I get the feeling that there was not any research done about rabbit reproduction and what to expect prior to introducing and breeding the two rabbits. All of the questions and problems that you had are covered on this forum, with the majority of it on the Pinned thread at the top of this forum section: The Bunny - From Conception to Weaning and Breeding BasicsLOL... That "blob" would be the placenta (afterbirth). Typically the doe would consume that, but sometimes (though not often) they will leave one or two.
Sorry to hear about the loss of the other kits - this is prime example of how easily (and fast) kits can die from hypothermia, and that does are unable to relocate the babies after they're born, therefore if they are to survive, we have to put the kitstogether in the nestbox to keep warm.
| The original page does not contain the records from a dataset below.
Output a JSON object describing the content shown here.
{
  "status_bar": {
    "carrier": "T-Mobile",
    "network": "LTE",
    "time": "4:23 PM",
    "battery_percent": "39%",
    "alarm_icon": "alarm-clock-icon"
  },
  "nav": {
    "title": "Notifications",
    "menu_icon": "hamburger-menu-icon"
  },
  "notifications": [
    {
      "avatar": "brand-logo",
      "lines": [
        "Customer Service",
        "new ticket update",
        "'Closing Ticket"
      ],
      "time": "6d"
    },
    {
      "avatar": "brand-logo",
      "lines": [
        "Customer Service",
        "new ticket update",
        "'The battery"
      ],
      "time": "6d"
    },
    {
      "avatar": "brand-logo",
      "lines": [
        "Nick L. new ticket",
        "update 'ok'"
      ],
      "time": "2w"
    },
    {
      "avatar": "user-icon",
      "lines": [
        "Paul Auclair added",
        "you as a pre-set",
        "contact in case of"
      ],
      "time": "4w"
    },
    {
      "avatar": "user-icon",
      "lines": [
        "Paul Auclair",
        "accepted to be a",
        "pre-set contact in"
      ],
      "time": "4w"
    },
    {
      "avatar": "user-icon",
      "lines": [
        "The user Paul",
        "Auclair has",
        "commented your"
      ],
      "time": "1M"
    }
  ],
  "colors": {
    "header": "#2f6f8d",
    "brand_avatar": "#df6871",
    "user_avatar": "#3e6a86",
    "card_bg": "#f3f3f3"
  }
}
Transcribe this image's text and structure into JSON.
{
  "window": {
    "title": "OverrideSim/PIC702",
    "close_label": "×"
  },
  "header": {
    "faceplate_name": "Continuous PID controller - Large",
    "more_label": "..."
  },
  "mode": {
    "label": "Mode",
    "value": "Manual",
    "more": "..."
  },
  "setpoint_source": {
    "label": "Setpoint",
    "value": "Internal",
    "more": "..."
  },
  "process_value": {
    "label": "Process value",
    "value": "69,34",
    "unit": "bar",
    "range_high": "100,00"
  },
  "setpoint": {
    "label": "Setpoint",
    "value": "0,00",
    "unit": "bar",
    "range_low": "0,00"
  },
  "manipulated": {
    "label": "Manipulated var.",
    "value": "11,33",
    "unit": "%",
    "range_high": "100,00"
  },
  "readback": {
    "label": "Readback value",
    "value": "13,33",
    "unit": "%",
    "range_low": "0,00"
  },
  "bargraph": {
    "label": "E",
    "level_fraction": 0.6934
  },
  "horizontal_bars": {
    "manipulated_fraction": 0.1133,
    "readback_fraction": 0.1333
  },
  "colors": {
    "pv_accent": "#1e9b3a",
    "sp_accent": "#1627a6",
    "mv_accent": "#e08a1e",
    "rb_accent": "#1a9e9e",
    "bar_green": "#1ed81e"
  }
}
It will be hard the first couple of days (until it gets fur in) for it to keep warm with no other sibling bodies radiating heat. Keep a close eye on it and Good Luck!
I doubt it's Flopsy uncovering the kit... kitsregulate their body temperature by digging into (covering up) and uncovering themselves in the nest. They will also move around from the back of the nestbox to the front (if it's too hot), or move from the front to the back (if it's too cold).flopsy keeps uncovering 1 kit is it normal its warm in the room they are inside house
I would agree with you SunnieBunnie - but I have two does that will uncover their kits - and I have WATCHED them do it. My rabbitry is inside the house too. I've also seen the same does recover the kits at night. I couldn't believe it at first so I started watching. I went in and recovered the kits one day....and walked 3 feet away to watch the mom uncover them again. At the time - the rabbitry was about 67 or 70 degrees and there were 6 or 7 babies.I doubt it's Flopsy uncovering the kit... kitsregulate their body temperature by digging into (covering up) and uncovering themselves in the nest. They will also move around from the back of the nestbox to the front (if it's too hot), or move from the front to the back (if it's too cold).
I've heard lionhead breeders talk about a "first litter syndrome" (I think that is it) - its not a formal term...just the fact that some moms simply don't "get it" the first time. Frequently though - when given a chance at a second litter - they do great...and most breeders I know will give a doe 3 times to have a successful litter before deciding she isn't mothering material.What a Princess she is. I think that it takes time for them to "get motherhood"